Publisher: Boston College
Keyword(s): Crime; Geocoded Data; Minimum Wage; State-Level Data/Policy

Permission to reprint the abstract has not been received from the publisher.
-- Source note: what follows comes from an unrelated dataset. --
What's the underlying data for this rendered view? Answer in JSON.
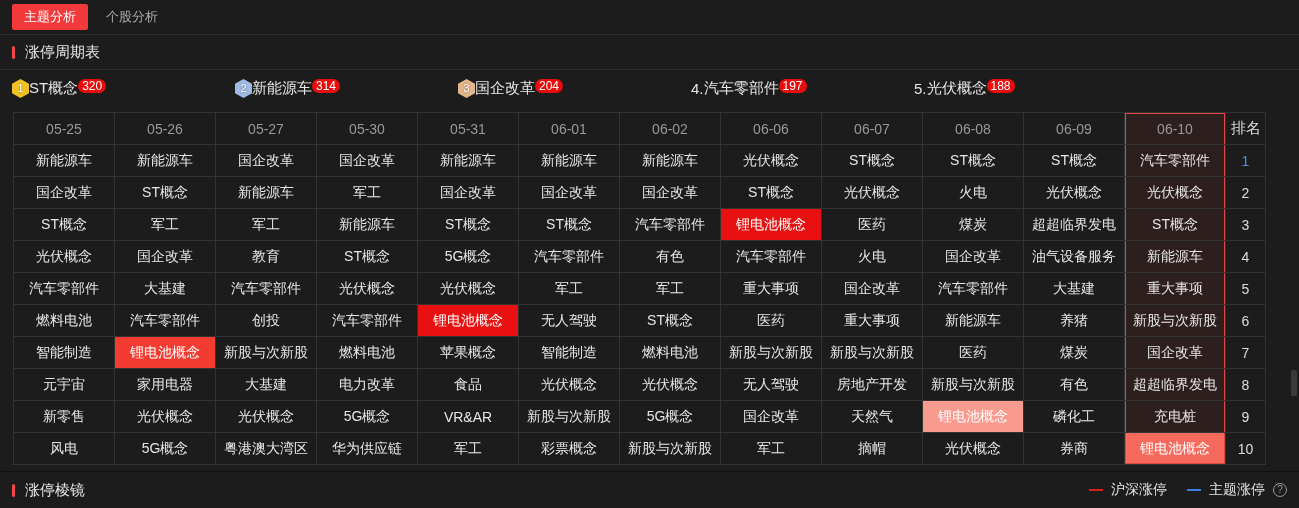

The second chapter (co-authored with Drew Beauchamp) investigates how increases in the minimum wage impact the criminal behavior of affected workers. A growing body of empirical evidence indicates that increases in the minimum wage have a displacement effect on low-skilled workers. We use detailed panel data from the National Longitudinal Survey of Youth 1997 cohort to examine the effect of increases in the minimum wage on self-reported criminal activity and test the employment-crime substitution hypothesis. Exploiting changes in state and federal minimum wage laws from 1997 to 2010, we find that workers who are affected by a change in the minimum wage are more likely to become idle and unemployed. Further, there is an increase of property theft among both the unemployed and employed, suggesting that substitution between employment and crime is stronger than the income effect. These findings have implications for policy regarding both the low-wage labor market and criminal activity.
Bibliography Citation
Chan, Stacey. Unintended Policy Effects and Youth Crime. Ph.D. Dissertation, Department of Economics, Boston College, 2013..